inside bothy

I’ve been working long days in the studio, making a series of drawings on pages which I’ve taken from an old copy of the Bhagavad Gita, The Song Divine, and which I’d already prepared with gesso.

preparing to make monotype by storm lantern

I’m working into them in my usual intuitive way (with watercolours and inks) , responding to the strong spirit of place, and how I feel/experience it in a deep way in my body. I have been for walks on the magnetic and extraordinarily beautiful North beach (Traigh An T-Suidhe ) near John’s croft, and I’ve tuned into the subtle energetic life there. Yesterday I found a mighty tower of green serpentine; I held it in my hands, it was an object of such power and beauty!

My dreams have become more intense and I’ve been able to see clearly and directly how they are illuminating my practice.

Port nam Mairtir

Calving clouds

Meeting you O my fluttering Heart

It’s been great meeting guests and staff working here, and spending evenings in the warm and comfortable kitchen/living room. There are some very interesting and varied books in there too. I loved Ice Bears and Kotick by Peter Webb, and I found these special lines at the close of the book, written by an Inuit:

And yet there is only

One great thing

To live.

To see in huts and on journeys

The day that dawns

And the light that fills the world.


sand waves

Last night was especially windy, with a storm lashing the island. I had started a new book: The Curious Earth… and I was laughing so loudly at the description of a man watching his false teeth fly out if his mouth, and away into the night … as he stood in a gale on a ship…. that my laughter drowned out the sound of the gales buffeting the iron-clad walls.

As a gardener back in Cornwall I am delighted by the gardens and flowers on Iona.

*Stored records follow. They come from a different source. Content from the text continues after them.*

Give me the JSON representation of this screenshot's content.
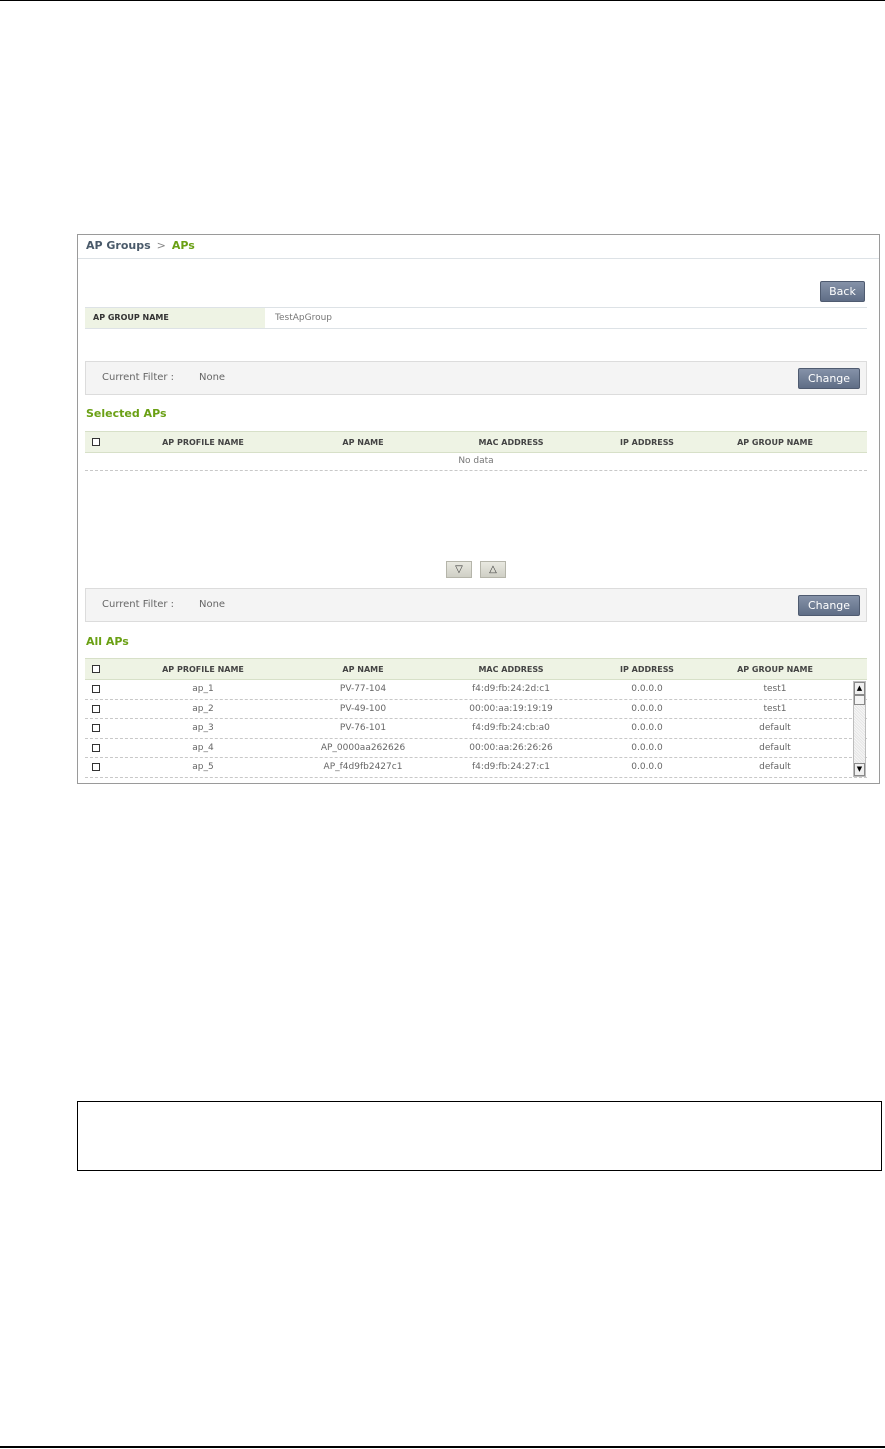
{
  "breadcrumb": {
    "parent": "AP Groups",
    "separator": ">",
    "current": "APs"
  },
  "back_label": "Back",
  "group_info": {
    "label": "AP GROUP NAME",
    "value": "TestApGroup"
  },
  "filter_top": {
    "label": "Current Filter :",
    "value": "None",
    "change_label": "Change"
  },
  "filter_bottom": {
    "label": "Current Filter :",
    "value": "None",
    "change_label": "Change"
  },
  "selected_title": "Selected APs",
  "all_title": "All APs",
  "columns": {
    "profile": "AP PROFILE NAME",
    "name": "AP NAME",
    "mac": "MAC ADDRESS",
    "ip": "IP ADDRESS",
    "group": "AP GROUP NAME"
  },
  "no_data": "No data",
  "move_down_glyph": "▽",
  "move_up_glyph": "△",
  "all_aps": [
    {
      "profile": "ap_1",
      "name": "PV-77-104",
      "mac": "f4:d9:fb:24:2d:c1",
      "ip": "0.0.0.0",
      "group": "test1"
    },
    {
      "profile": "ap_2",
      "name": "PV-49-100",
      "mac": "00:00:aa:19:19:19",
      "ip": "0.0.0.0",
      "group": "test1"
    },
    {
      "profile": "ap_3",
      "name": "PV-76-101",
      "mac": "f4:d9:fb:24:cb:a0",
      "ip": "0.0.0.0",
      "group": "default"
    },
    {
      "profile": "ap_4",
      "name": "AP_0000aa262626",
      "mac": "00:00:aa:26:26:26",
      "ip": "0.0.0.0",
      "group": "default"
    },
    {
      "profile": "ap_5",
      "name": "AP_f4d9fb2427c1",
      "mac": "f4:d9:fb:24:27:c1",
      "ip": "0.0.0.0",
      "group": "default"
    }
  ]
}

Outside The Low Door (excellent for fine foods and books on cooking) there are two buckets producing towers of most deliciously scented sweet peas even at the end of October. Iona is a place of startling surprises like these flowers, and the diminutive Post Office beside the beach – which surprisingly sells herbal remedies too. I find that being here, being fully awake and absorbing everything with my heart completely open, fuels my work and is resulting in a rich cross-fertilisation.

Having longer periods of time to focus on my work uninterrupted has proved a great boon for me, and I will hope to continue this routine when I am back home in Cornwall.

After my short time in London I will return ready to immerse myself at an even deeper level with my work, when I hope to make some larger pieces in watercolour and oil. Next blog in ten days or so!  @katehorse (twitter)

praying figure abbey

Images and text copyright Kate Walters 2015

Weekend courses in March


Jill Calder (Illustrator – and Rachel Hazell (paper artist – have now held their annual creative weekend courses at the Hostel. This is now a regular event for Rachel and the second visit for Jill. Both courses sold out and were a great success.

Jill and Rachel compliment each other. They are experienced teachers with that special ability to both communicate their love of their chosen medium whilst making it accessible and achievable. Participants leave the courses with a wider knowledge than when they arrived, and, most importantly, with completed art-works of their own.

Iona is, of course, a particularly apt place to practice illustration, book-binding and personal mapping. It is a place of significances and paradox and this sense of place was clearly expressed through the thoughtful art-works of the participants.

Below are a selection of images from both groups. They are in no particular order but hopefully convey the creative dynamism of the courses and the fun had.